The regulatory framework in UK allowed many building societies to convert their operations into banks in 1986 by Building Societies Act. Many insurance firms also changed their operations into banking institutions. The mergers and acquisitions are other strategic transformational forces in the banking industry of UK. Furthermore, the bank diversification has increased the number of mergers and decreased the number of UK owned banks in the country (Infosys, 2007). While the mergers have allowed large number of US banks to start operations in the big cities like New York (Robert et al, 2004).

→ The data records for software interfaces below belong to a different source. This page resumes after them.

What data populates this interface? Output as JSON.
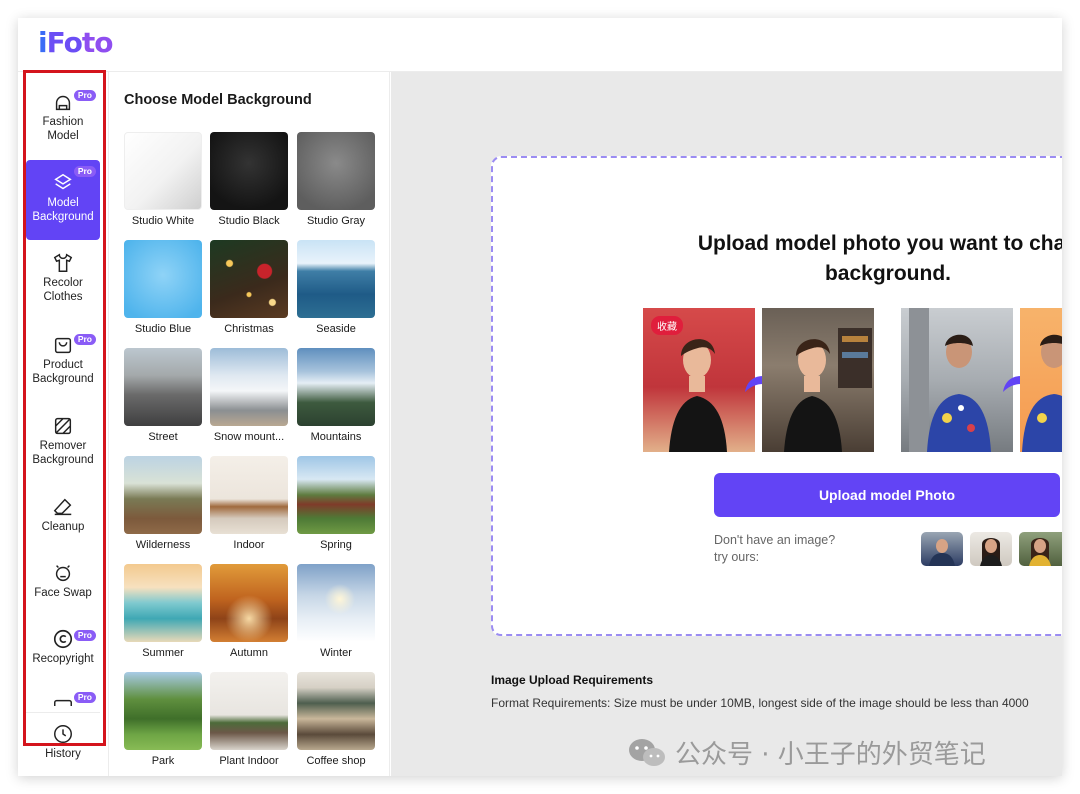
{
  "app": {
    "logo": "iFoto"
  },
  "sidebar": {
    "items": [
      {
        "label": "Fashion Model",
        "icon": "fashion-model-icon",
        "pro": "Pro"
      },
      {
        "label": "Model Background",
        "icon": "layers-icon",
        "pro": "Pro",
        "active": true
      },
      {
        "label": "Recolor Clothes",
        "icon": "tshirt-icon"
      },
      {
        "label": "Product Background",
        "icon": "bag-icon",
        "pro": "Pro"
      },
      {
        "label": "Remover Background",
        "icon": "hatched-square-icon"
      },
      {
        "label": "Cleanup",
        "icon": "eraser-icon"
      },
      {
        "label": "Face Swap",
        "icon": "face-swap-icon"
      },
      {
        "label": "Recopyright",
        "icon": "copyright-icon",
        "pro": "Pro"
      },
      {
        "label": "",
        "icon": "hd-icon",
        "pro": "Pro"
      },
      {
        "label": "History",
        "icon": "clock-icon"
      }
    ]
  },
  "panel": {
    "title": "Choose Model Background",
    "backgrounds": [
      "Studio White",
      "Studio Black",
      "Studio Gray",
      "Studio Blue",
      "Christmas",
      "Seaside",
      "Street",
      "Snow mount...",
      "Mountains",
      "Wilderness",
      "Indoor",
      "Spring",
      "Summer",
      "Autumn",
      "Winter",
      "Park",
      "Plant Indoor",
      "Coffee shop"
    ]
  },
  "main": {
    "upload_title_line1": "Upload model photo you want to chan",
    "upload_title_line2": "background.",
    "save_chip": "收藏",
    "upload_button": "Upload model Photo",
    "try_line1": "Don't have an image?",
    "try_line2": "try ours:",
    "requirements_title": "Image Upload Requirements",
    "requirements_text": "Format Requirements: Size must be under 10MB, longest side of the image should be less than 4000"
  },
  "watermark": "公众号 · 小王子的外贸笔记",
  "colors": {
    "accent": "#6244f5",
    "pro_badge": "#8a5cf6",
    "highlight_outline": "#d4141c"
  }
}
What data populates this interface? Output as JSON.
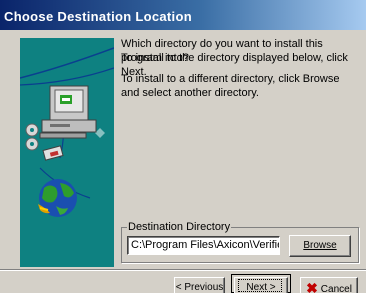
{
  "window": {
    "title": "Choose Destination Location"
  },
  "main": {
    "question": "Which directory do you want to install this program into?",
    "instruction_next": "To install to the directory displayed below, click Next.",
    "instruction_browse": "To install to a different directory, click Browse and select another directory."
  },
  "destination": {
    "group_label": "Destination Directory",
    "path": "C:\\Program Files\\Axicon\\Verifier",
    "browse_label": "Browse"
  },
  "footer": {
    "previous_label": "< Previous",
    "next_label": "Next >",
    "cancel_label": "Cancel"
  },
  "icons": {
    "artwork": "install-computer-globe-artwork",
    "cancel": "red-x-icon"
  },
  "colors": {
    "title_bar_start": "#0a246a",
    "title_bar_end": "#a6caf0",
    "artwork_background": "#0e8181",
    "dialog_face": "#d4d0c8"
  }
}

Summary This study briefly analyzed the banking system in UK and USA. The study findings showed that the banking system in UK is based on four main banking institutions; street banks, investment banks, central banks and business banks while the banking system in USA is based on two main categories; depository and non-depository institutions. Before the global economic crises, the banks in United Kingdom were very profitable entities in the economy and were among the top sources of economic success in the country. While the banking system in America was highly limited by the regulatory frameworks proposed on the commercial banks by the government. After late 90¶s the banking system in America started to grow by increasing franchises, interstate branches and mergers.

References Bank for International Settlements (ed.) (2001), G-10 Report on Consolidation in the Financial Sector, Also available from International Monetary Fund and Organization for Economic Cooperation and Development. De Young, R., Klier, T & McMillen, D. P (2004) The Changing Geography of the U.S. Banking Industry, The Industrial Geographer, Volume 2, Issue 1, pp. 29-48, retrieved on July 21, 2011 from http://igeographer.lib.indstate.edu/klier.pdf Dinsdale, H. and O¶Neill, J. (2009) International Trade in Services, retrieved on July 21, 2011 from http://www.statistics.gov.uk/downloads/theme_economy/international-trade-in-services2009.pdf Economics Help (2008) Top 10 British Banks, retrieved on July 21, 2011 from http://www.economicshelp.org/blog/uk-economy/top-10-british-banks/ (2011) Banking System UK, retrieved on July 21, 2011 from http://www.economicshelp.org/dictionary/b/banking-system.html Infosys (2007) UK banking Industry, retrieved on July 21, 2011 from http://www.infosys.com/finacle/finacle-connect/issue_07/images/kali.doc UK banks org (2011) UK Banks, retrieved on July 21, 2011 from http://www.ukbanks.org/ US census Bureau (2011) US International Trade in Goods and Services, retrieved on July 21, 2011 from http://www.census.gov/foreign-trade/Press-Release/current_press_release/ft900.pdf Value Added Scoreboard (2007) The top 800 UK & 750 European companies by Value Added, commentary and analysis, vol 1 and 2, retrieved on July 21, 2011 from http://www.bis.gov.uk/assets/biscore/corporate/migratedD/ec_group/07_321b Norris, F. (2008). The World's Banks Could Prove Too Big to Fail ² or to Rescue. The New York Times. Retrieved on July 21, 2011 from http://www.nytimes.com/2008/10/11/business/worldbusiness/11charts.html?_r=1&partner=rssny t&emc=rss&referer=sphere_related_content&referer=sphere_related_content&oref=slogin Report Sure (2011) Banking Industry, retrieved on July 21, 2011 from http://www.reportsure.com/commercial-banking-reports/banking_industry.aspx Saunders, A., (2000), Financial Institutions Management: A Modern Perspective, Irwin McGraw Hill, New York.